They’re in house curated playlists are extremely unmissable and prominent upon opening the app, these streamed by millions daily and contain explicit material that children should not be exposed to. I can also feel the argument coming of ‘But there’s Kidz Bop’. If you aren’t aware of what kidz bop is then, lucky you. It’s basically a load of kids that re- record pop tracks but change out the explicit lyrics for there own. It’s a great principal but so poorly executed. It’s very much aimed towards young children I’d say 4-8 perfect for them but that’s not the ace that we need to worry about because that’s the age that parental censorship works if a parent of a 5 year old doesn’t want them using Spotify then they just won’t let them. It’s these 9-13 ones that will start having phones, who will know how to get around this very easily switched off explicit content blocker that we need to really be looking at. Youtube have thier kids app that only select content can be viewed and while they did have some issues with content getting through the filters by twisting the algorithm it works pretty well, so what is stopping Spotify from doing the same?
There are so many examples I could be pulling on here but I’m just going to do a couple, one of the biggest hits of last year was Post Malone’ “Rockstar’ featuring the lyrics ‘Cocaine on the table, liquor pourin’, don’t give a damn’ and ‘Ayy, I’ve been fuckin’ hoes and poppin’ pillies’ this would have been easily accessible to children by simply playing the UK top 40 playlist, the drug use references here are blatant, there is no glorifying or disguising them with metaphors, they’re just there being portrayed as a positive. Another one that particularly stood out to me was Kanye West and Lil Pumps track ‘I love it’ of which the lyrics couldn’t be any less child friendly if they tried, ‘You’re such a fuckin’ hoe, I love it’ repeated over and over again, ‘I’m a sick fuck, I like a quick fuck’, ‘I’ll buy you some new tits, I’ll get you that nip-tuck’ I mean do I really need to go on? Repeated exposure to this is damaging, it instils in young boys that a woman is sexual being for their pleasure first and a human being second, while an adult may be less influenced by these lyrics and be able to apply some context and consciousness to them these pre-teens/ children cannot and as a result we will have another generation reinforcing unrealistic expectations of women.
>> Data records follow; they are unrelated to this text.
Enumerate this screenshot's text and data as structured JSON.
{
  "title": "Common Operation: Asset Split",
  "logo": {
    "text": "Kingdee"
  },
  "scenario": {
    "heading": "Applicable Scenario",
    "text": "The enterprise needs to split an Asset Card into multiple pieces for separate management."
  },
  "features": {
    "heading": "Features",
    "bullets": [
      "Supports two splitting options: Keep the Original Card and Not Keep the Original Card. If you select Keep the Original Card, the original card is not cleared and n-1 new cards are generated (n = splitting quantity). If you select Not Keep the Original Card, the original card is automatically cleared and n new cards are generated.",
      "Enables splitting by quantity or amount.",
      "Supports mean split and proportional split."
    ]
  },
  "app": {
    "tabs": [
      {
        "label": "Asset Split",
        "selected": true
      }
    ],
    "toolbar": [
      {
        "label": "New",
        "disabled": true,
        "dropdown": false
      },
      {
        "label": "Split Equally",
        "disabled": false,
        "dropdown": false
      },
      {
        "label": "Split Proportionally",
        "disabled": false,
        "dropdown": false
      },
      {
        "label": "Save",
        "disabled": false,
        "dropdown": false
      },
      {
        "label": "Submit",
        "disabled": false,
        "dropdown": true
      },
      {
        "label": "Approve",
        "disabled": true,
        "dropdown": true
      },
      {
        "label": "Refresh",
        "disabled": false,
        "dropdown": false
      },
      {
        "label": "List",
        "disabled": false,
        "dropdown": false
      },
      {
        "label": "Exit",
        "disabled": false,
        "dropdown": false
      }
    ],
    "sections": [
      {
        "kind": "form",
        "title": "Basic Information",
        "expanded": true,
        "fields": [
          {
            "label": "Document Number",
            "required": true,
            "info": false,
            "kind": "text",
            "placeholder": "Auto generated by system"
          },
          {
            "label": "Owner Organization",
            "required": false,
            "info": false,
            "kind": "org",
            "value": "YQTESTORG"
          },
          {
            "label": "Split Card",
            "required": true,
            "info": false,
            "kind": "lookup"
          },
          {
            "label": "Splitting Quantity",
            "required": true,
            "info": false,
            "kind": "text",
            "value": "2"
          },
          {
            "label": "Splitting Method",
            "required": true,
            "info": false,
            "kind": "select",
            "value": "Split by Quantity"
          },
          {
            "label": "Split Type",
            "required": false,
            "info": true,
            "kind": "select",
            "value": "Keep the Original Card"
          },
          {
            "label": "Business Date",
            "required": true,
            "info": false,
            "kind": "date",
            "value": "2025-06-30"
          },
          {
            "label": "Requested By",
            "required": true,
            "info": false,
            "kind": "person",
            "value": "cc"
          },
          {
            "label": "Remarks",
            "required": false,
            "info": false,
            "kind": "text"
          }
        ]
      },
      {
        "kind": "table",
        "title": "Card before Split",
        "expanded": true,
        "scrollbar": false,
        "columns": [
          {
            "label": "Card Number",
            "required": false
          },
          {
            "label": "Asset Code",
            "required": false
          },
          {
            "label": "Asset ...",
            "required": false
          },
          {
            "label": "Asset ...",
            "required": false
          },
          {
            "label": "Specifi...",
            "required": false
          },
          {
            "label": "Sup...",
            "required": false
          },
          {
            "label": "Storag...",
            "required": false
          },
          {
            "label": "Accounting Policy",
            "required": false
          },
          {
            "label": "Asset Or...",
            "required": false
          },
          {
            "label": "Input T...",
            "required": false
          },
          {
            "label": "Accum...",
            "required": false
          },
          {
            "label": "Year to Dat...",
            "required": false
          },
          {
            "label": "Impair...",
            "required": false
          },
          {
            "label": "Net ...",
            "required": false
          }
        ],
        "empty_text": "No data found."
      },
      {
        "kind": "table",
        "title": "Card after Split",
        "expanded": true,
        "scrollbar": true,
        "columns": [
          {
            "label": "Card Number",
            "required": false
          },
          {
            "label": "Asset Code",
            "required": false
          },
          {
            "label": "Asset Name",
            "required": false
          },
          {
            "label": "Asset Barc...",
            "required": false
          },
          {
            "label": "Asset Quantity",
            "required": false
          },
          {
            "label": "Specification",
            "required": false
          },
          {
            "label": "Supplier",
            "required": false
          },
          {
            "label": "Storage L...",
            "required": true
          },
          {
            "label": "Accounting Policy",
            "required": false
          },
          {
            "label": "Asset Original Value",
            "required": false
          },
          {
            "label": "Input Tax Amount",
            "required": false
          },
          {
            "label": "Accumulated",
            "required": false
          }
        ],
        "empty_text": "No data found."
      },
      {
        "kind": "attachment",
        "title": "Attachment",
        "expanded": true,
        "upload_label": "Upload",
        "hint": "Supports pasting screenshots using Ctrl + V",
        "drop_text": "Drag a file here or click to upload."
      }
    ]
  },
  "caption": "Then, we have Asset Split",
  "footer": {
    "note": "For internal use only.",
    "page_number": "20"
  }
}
Don’t be fooled there is still plenty of wholesome artists releasing child-friendly music but for me personally, I feel like there has to be some differentiation of the two within playlists or even better separate playlists of clean versions of tracks because some of the language and themes children are getting exposed to couldn’t be more inappropriate and I don’t feel like we really understand the possible effects of this as this generation of children are the first to consume music this way and that scares me a little.
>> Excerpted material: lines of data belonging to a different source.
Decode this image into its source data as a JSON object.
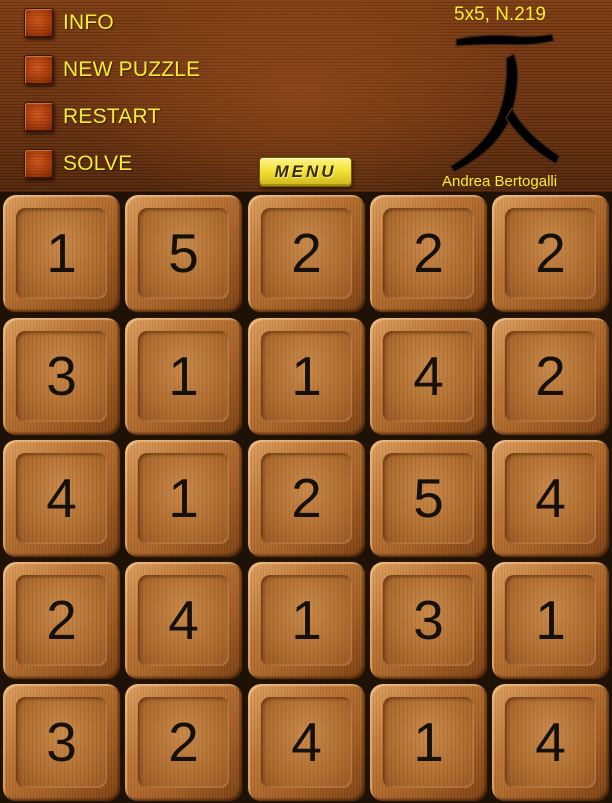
{
  "header": {
    "menu_items": [
      {
        "label": "INFO"
      },
      {
        "label": "NEW PUZZLE"
      },
      {
        "label": "RESTART"
      },
      {
        "label": "SOLVE"
      }
    ],
    "puzzle_title": "5x5, N.219",
    "author": "Andrea Bertogalli",
    "menu_button": "MENU",
    "logo_icon": "kanji-hitotsu-hito-icon"
  },
  "board": {
    "rows": 5,
    "cols": 5,
    "cells": [
      [
        "1",
        "5",
        "2",
        "2",
        "2"
      ],
      [
        "3",
        "1",
        "1",
        "4",
        "2"
      ],
      [
        "4",
        "1",
        "2",
        "5",
        "4"
      ],
      [
        "2",
        "4",
        "1",
        "3",
        "1"
      ],
      [
        "3",
        "2",
        "4",
        "1",
        "4"
      ]
    ]
  },
  "colors": {
    "label_yellow": "#f6ec34",
    "wood_dark": "#4f240a",
    "tile_wood": "#bb7434",
    "number_ink": "#151008"
  }
}
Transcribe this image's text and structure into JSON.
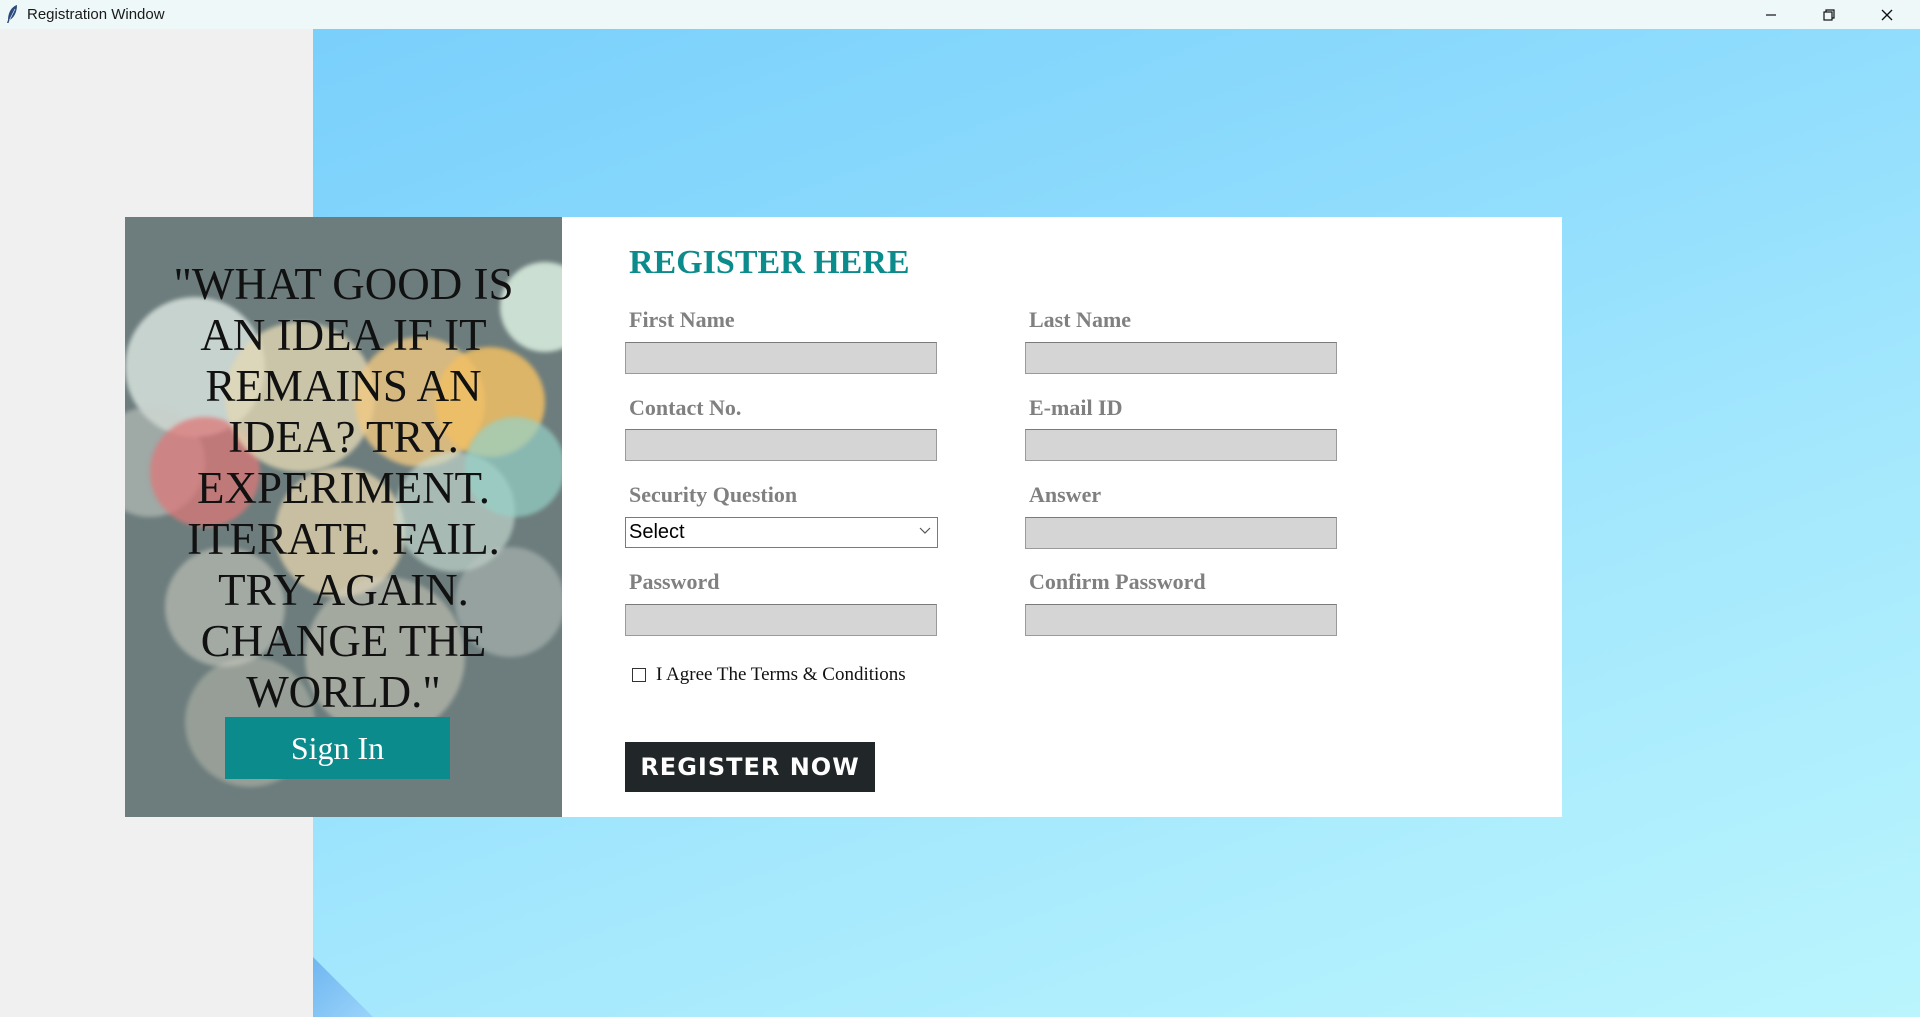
{
  "window": {
    "title": "Registration Window",
    "icon": "feather-icon",
    "controls": [
      "minimize-icon",
      "restore-icon",
      "close-icon"
    ]
  },
  "quote": {
    "text": "\"WHAT GOOD IS AN IDEA IF IT REMAINS AN IDEA?  TRY. EXPERIMENT. ITERATE. FAIL. TRY AGAIN. CHANGE THE WORLD.\"",
    "signin_label": "Sign In"
  },
  "form": {
    "title": "REGISTER HERE",
    "fields": {
      "first_name": {
        "label": "First Name",
        "value": ""
      },
      "last_name": {
        "label": "Last Name",
        "value": ""
      },
      "contact": {
        "label": "Contact No.",
        "value": ""
      },
      "email": {
        "label": "E-mail ID",
        "value": ""
      },
      "security_question": {
        "label": "Security Question",
        "value": "Select"
      },
      "answer": {
        "label": "Answer",
        "value": ""
      },
      "password": {
        "label": "Password",
        "value": ""
      },
      "confirm_password": {
        "label": "Confirm Password",
        "value": ""
      }
    },
    "terms_label": "I Agree The Terms & Conditions",
    "terms_checked": false,
    "register_label": "REGISTER NOW"
  },
  "colors": {
    "accent": "#0b8b8b",
    "label_gray": "#808080",
    "input_fill": "#d5d5d5",
    "button_dark": "#212628",
    "background_sky": "#8fdcfd"
  }
}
This is how music is consumed and there is no way for children to do it safely, and that needs to be sorted, let me know what you think either in the comments or over on my Instagram @lucy_mccourt_blog I’m always up for a healthy, measured debate.